■ What is required: Which lines below mention "text"? Pick each one out.

■ The input:
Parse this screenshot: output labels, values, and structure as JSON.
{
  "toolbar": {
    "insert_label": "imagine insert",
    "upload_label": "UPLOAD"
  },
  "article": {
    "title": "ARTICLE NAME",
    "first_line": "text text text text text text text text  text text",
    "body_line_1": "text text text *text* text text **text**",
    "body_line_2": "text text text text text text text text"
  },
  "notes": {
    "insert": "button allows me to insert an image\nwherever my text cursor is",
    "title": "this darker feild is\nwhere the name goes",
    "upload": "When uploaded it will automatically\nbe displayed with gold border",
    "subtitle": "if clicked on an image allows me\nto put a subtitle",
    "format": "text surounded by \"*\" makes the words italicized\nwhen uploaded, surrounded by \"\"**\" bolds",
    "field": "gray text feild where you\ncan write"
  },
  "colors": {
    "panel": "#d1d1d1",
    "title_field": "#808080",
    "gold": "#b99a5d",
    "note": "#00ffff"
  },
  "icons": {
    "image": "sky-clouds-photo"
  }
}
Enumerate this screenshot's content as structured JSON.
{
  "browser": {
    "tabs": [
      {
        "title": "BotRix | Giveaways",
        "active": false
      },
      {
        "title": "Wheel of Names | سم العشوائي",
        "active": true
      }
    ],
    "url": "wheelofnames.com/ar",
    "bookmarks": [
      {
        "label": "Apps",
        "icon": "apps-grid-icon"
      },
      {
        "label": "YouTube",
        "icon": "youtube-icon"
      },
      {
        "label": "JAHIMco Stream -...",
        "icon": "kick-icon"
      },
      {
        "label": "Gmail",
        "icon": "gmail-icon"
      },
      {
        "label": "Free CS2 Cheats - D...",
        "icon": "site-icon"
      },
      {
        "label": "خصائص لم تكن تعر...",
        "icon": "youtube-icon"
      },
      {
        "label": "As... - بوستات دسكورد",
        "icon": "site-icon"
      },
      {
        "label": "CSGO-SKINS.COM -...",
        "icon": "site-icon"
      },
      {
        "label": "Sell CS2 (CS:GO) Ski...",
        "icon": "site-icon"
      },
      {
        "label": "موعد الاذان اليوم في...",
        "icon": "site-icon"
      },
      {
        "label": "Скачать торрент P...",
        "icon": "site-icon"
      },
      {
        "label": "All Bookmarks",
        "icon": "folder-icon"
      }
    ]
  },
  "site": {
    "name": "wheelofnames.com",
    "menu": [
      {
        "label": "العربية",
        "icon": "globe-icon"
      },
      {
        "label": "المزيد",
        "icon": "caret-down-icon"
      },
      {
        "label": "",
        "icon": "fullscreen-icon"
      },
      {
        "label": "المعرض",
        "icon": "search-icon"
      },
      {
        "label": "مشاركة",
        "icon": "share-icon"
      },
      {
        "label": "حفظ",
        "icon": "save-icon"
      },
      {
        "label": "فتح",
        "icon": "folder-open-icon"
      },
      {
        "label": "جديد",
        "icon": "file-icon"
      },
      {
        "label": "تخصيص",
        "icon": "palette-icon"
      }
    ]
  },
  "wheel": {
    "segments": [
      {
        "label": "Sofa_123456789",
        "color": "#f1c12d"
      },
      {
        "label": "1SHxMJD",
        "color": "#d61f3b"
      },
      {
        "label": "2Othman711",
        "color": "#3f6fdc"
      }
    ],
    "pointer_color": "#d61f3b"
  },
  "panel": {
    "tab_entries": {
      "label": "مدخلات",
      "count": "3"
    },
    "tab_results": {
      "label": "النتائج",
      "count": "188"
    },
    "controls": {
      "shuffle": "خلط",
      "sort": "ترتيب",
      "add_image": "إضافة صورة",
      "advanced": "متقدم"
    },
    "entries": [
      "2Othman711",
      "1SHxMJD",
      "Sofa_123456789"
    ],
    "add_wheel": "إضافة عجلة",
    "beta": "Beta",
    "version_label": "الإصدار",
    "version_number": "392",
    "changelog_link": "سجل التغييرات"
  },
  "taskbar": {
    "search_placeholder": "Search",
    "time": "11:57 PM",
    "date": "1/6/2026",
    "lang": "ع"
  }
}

■ Answer box:
    "first_line": "text text text text text text text text  text text",
    "body_line_1": "text text text *text* text text **text**",
    "body_line_2": "text text text text text text text text"
    "insert": "button allows me to insert an image\nwherever my text cursor is",
    "format": "text surounded by \"*\" makes the words italicized\nwhen uploaded, surrounded by \"\"**\" bolds",
    "field": "gray text feild where you\ncan write"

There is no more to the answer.